Enter your ZIP code below to compare cheap insurance rates.

secured lock Secured with SHA-256 Encryption

Patient Protection Under The EMTLA

What is to prevent a hospital from denying care and then lying about the severity of a patient’s condition? A schedule of stiff fines included in EMTLA is intended to discourage lying about a patient’s condition with extreme prejudice. Both hospitals and individual doctors can be held liable under EMTLA, doubling the potential financial punishment. In a business that, for better or for worse, revolves around the bottom line, the threat of fines in excess of $50,000 is enough to give most hospitals and doctors pause before downplaying a patient’s condition.

Imagine a pregnant woman without health insurance living in an area that does not have a public hospital. If she goes into labor and the closest hospital is privately-run, the EMTLA requires that the hospital must admit the woman regardless of her ability to pay as childbirth is considered an emergency situation. The woman’s labor and delivery care, regardless of length and complication, should be indistinguishable from that of a fully insured patient. This equal treatment will continue until the end of the emergency (i.e. after the child is born and there are no complications).

Hospital Bills

Hospitals are not shy about trying to collect from uninsured emergency patients. Their efforts can involve the hospital’s internal billing department, collection agencies, and even lawsuits. The collection process can be unpleasant: wages may be garnished and liens may be instituted on property. Hospitals, like any business, do not like getting stiffed on the tab, no matter what the law says.

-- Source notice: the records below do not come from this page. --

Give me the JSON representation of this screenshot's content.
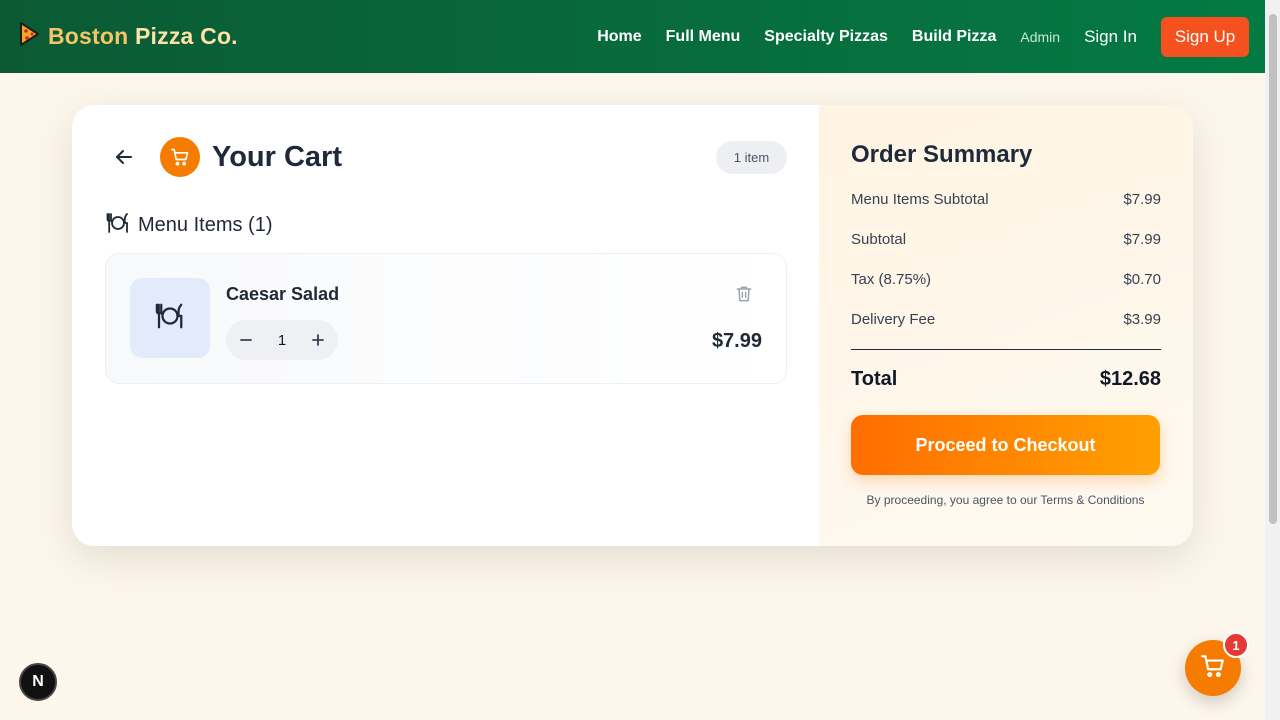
{
  "header": {
    "brand_part1": "Boston",
    "brand_part2": "Pizza Co.",
    "brand_icon": "pizza-slice-icon",
    "nav": {
      "home": "Home",
      "full_menu": "Full Menu",
      "specialty": "Specialty Pizzas",
      "build": "Build Pizza",
      "admin": "Admin",
      "sign_in": "Sign In",
      "sign_up": "Sign Up"
    }
  },
  "cart": {
    "title": "Your Cart",
    "item_count_label": "1 item",
    "section_heading": "Menu Items (1)",
    "items": [
      {
        "name": "Caesar Salad",
        "quantity": "1",
        "price": "$7.99",
        "icon": "utensils-plate-icon"
      }
    ]
  },
  "summary": {
    "title": "Order Summary",
    "rows": [
      {
        "label": "Menu Items Subtotal",
        "value": "$7.99"
      },
      {
        "label": "Subtotal",
        "value": "$7.99"
      },
      {
        "label": "Tax (8.75%)",
        "value": "$0.70"
      },
      {
        "label": "Delivery Fee",
        "value": "$3.99"
      }
    ],
    "total_label": "Total",
    "total_value": "$12.68",
    "checkout_label": "Proceed to Checkout",
    "terms": "By proceeding, you agree to our Terms & Conditions"
  },
  "floating": {
    "n_badge": "N",
    "cart_count": "1"
  },
  "colors": {
    "header_green": "#047a43",
    "accent_orange": "#f57c00",
    "signup_orange": "#f4511e",
    "badge_red": "#e53935"
  }
}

Going back to the previous example of the uninsured mother, the privately-run hospital that delivered the baby can resume payment talks once it is clear that there are no further complications. At this point, the hospital’s billing department may take a harder line and discharge the woman within 24 hours. Once the emergency (childbirth) has been resolved, the hospital is under no obligation to provide treatment to the mother or her child. Elective procedures such as circumcision will likely not be an option and the hospital will continue to attempt to bill the woman for the services provided.

Can hospitals refuse service?

Public hospitals may not deny patient care based on ability to pay (or lack thereof). Private hospitals may, in non-emergency situations, deny or discontinue care. If you think you were unlawfully denied care or your treatment was not adequate because of lack of insurance or inability to pay, contact a local malpractice attorney to discuss your options and see if a hospital can refuse service.

Free Insurance Quote Comparison

Enter your ZIP code below to compare cheap insurance rates.

secured lock Secured with SHA-256 Encryption